An estimated 50 million people around the world have dementia, of which Alzheimer’s disease is thought to make up 70% of cases.
The chronic or progressive disease affects everything from memory and thinking to language and judgement, becoming one of the “major causes of disability and dependency among older people.”
Sadly, there’s currently no treatment available for people living with the condition, and care mainly focuses on improving the lives of those affected.
But this may be about the change — in large part thanks to the work of Alzheimer’s specialist Louis Verret.
‘A major breakthrough’
To this end, it developed an injection known as Aducanumab. It began trialling the therapy but tests were halted in March 2019, after a data monitoring committee found there was insufficient evidence to prove the injection was working.
All of which makes Louis Verret’s intervention all the more important. Working with a team of doctors in Quebec, the neurologist and Co-Director of the Interdisciplinary Memory Clinic ran a trial with a stronger form of Aducanumab on more than 1,000 patients with earlier-stage Alzheimer’s — where the presence of amyloid is not yet overwhelming.
The results were demonstrably positive. Memory improved in objective tests. Patients improved their functionality in everyday life. Evaluators were impressed by those who had been treated.
“This is a major breakthrough,” Verret said in a French-language interview with Radio Canada, adding that positive effects had never been seen for an Alzheimer’s treatment on such a large scale.
“[The results] will probably reinvigorate research…and could eventually lead to lots of treatment options.”
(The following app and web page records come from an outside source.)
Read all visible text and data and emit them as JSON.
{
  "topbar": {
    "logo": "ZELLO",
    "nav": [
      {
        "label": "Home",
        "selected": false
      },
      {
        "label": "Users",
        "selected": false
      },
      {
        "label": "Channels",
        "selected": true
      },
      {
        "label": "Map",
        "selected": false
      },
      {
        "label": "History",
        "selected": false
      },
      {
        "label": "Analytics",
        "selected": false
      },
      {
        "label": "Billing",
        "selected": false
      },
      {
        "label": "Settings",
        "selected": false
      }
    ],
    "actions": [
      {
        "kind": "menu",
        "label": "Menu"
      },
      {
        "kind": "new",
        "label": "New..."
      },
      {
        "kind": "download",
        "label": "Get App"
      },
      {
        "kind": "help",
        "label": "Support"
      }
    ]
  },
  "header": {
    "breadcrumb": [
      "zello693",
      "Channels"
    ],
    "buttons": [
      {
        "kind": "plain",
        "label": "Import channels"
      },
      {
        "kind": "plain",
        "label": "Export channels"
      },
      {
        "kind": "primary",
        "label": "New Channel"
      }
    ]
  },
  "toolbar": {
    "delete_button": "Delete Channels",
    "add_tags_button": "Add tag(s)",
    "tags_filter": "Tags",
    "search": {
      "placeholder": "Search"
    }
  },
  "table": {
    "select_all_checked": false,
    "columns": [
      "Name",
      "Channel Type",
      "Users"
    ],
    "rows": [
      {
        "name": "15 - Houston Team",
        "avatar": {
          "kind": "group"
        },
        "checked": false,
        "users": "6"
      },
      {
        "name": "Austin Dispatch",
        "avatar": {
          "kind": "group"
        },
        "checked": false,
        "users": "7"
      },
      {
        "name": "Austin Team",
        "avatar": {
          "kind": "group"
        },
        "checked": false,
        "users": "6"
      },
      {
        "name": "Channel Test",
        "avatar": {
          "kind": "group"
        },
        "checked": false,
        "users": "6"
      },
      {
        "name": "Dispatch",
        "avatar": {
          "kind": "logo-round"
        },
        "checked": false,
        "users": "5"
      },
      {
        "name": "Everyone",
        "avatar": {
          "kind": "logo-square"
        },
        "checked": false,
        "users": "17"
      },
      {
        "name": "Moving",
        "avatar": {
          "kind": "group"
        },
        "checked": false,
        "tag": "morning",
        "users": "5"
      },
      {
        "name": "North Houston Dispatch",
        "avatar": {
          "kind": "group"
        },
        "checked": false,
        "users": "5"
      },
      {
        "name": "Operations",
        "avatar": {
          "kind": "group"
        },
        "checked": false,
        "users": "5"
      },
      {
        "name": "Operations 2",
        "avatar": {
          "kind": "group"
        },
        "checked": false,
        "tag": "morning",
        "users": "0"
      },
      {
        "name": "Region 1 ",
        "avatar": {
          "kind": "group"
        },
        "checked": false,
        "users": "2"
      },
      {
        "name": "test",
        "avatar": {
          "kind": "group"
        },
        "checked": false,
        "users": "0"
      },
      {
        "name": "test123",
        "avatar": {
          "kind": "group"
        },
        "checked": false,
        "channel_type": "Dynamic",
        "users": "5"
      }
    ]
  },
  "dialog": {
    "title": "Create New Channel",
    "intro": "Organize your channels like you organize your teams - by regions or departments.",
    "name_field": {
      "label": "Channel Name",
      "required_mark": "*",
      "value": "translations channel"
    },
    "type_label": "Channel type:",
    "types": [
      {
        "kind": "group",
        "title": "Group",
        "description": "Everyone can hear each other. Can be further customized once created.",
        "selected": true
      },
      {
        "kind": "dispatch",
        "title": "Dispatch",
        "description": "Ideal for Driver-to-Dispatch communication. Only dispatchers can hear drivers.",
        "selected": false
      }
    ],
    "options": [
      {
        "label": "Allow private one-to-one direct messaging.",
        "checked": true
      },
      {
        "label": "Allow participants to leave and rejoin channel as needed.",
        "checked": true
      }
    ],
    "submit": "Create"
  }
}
Radio Canada adds that Biogen still needs to get its drug approved by the FDA, and Canada needs to do the same with its own body, Health Canada. This means that it will still be several years before the drug is available to patients.
Michael Acton Smith